September 4, 2018  (Web Review)

Scanning the Pyramids

(2017) 55 min. DVD: $24.99 ($54.99 w/PPR). PBS Video ( SDH captioned. ISBN: 978-1-5317-0146-8.

Reviewer rating: 3.0/4
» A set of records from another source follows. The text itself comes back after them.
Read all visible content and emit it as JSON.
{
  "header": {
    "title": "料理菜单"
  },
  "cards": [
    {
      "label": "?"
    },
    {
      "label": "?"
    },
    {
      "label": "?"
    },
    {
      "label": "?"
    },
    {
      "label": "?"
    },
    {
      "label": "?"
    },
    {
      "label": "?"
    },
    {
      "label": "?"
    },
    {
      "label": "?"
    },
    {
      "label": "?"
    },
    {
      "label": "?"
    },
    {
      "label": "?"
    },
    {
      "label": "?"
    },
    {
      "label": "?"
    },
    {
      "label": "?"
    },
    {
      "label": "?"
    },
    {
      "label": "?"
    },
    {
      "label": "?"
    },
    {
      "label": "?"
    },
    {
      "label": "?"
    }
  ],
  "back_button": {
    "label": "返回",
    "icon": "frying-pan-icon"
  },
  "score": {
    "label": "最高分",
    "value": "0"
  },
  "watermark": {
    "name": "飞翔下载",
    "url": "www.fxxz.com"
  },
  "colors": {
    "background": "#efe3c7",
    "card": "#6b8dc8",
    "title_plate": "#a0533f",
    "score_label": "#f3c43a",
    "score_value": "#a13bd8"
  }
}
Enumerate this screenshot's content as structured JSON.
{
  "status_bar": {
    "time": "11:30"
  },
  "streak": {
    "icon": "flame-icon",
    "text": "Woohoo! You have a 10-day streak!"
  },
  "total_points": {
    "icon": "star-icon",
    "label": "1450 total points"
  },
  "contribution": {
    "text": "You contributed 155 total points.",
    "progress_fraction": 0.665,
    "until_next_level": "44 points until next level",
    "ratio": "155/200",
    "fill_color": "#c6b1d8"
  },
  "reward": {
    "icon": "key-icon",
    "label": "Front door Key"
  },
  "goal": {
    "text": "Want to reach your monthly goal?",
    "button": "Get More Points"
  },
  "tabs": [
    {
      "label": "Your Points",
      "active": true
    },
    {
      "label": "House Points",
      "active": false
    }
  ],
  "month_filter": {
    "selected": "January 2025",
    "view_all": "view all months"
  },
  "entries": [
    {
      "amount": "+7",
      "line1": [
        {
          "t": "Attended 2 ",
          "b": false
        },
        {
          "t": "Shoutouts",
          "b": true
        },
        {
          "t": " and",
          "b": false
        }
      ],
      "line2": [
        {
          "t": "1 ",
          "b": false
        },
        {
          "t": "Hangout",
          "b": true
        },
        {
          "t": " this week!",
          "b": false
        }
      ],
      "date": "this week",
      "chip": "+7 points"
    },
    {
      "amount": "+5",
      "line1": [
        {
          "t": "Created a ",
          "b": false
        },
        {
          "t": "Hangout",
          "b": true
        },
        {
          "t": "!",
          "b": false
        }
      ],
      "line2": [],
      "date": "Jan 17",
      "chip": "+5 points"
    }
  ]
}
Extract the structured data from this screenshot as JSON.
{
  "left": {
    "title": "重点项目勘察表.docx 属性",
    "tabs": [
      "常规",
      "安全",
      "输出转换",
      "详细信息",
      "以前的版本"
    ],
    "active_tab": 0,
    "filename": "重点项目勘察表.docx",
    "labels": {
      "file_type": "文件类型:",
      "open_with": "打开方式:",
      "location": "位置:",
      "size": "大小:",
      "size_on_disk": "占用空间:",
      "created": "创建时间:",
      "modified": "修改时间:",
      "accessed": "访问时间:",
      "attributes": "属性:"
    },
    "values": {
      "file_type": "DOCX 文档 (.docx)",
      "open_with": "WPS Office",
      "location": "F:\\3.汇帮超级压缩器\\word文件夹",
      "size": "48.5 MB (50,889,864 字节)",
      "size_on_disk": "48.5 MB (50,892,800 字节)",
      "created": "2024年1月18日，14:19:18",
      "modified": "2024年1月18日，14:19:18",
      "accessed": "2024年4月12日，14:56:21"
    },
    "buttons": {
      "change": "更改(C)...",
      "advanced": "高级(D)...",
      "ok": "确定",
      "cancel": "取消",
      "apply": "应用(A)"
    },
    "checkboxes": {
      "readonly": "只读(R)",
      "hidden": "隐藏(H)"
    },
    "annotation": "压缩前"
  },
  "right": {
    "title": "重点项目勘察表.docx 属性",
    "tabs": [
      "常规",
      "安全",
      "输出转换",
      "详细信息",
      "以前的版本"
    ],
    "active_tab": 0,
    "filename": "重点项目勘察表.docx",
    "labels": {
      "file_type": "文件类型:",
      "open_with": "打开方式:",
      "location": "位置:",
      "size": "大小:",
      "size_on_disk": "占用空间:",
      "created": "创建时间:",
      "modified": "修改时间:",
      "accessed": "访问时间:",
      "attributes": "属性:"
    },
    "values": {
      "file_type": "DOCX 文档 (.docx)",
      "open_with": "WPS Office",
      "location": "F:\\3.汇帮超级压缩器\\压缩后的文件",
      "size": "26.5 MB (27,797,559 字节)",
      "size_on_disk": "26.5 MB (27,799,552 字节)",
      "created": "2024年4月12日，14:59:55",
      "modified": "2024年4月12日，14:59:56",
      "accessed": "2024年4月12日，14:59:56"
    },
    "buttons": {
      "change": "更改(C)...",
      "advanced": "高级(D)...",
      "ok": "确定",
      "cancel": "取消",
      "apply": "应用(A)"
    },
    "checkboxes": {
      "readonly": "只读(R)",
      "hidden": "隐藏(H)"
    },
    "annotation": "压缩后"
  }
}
The Great Pyramid at Giza was the final resting place of Khufu, a ruler during Egypt’s Fourth Dynasty some 4,500 years ago. Khufu was known to venerate knowledge and magic, and over the centuries various explorers and treasure hunters have had visions of vast riches, which they sought to extract by dynamite or robots. Filmmaker Florence Tran’s PBS-aired documentary from the Secrets of the Dead series reviews modern non-invasive efforts to search cavities and anomalies within the massive structure. What is known is that the pyramid contains two large rooms, termed the King and Queen’s chambers, plus a connecting corridor known as the Grand Gallery. Unfortunately, the rooms are empty and the King’s chamber contains only the partial remains of Khufu’s tomb, with no mummy. An expensive multi-year international team of researchers has been formed to search the pyramid using 3D technology and thermal imaging to look for temperature variations that could indicate empty spaces—no easy feat since the cold and intense heat of this arid region can disrupt cameras and other equipment. At one point, the team conducts a hair-raising climb to a mysterious notch they feel might conceal another corridor (openings are often only a few inches in diameter). Along the way, the documentary speculates about how this ancient culture—using only primitive tools—was able to erect such a sophisticated structure. The epic research effort—which is reviewed at every step by a demanding board of Egyptologists and the Minister of Antiquities—has discovered large spaces, but only time will tell if they contain Khufu’s mummy, papyrus scrolls, religious or ceremonial artifacts, or nothing at all. Recommended. Aud: H, C, P. (S. Rees)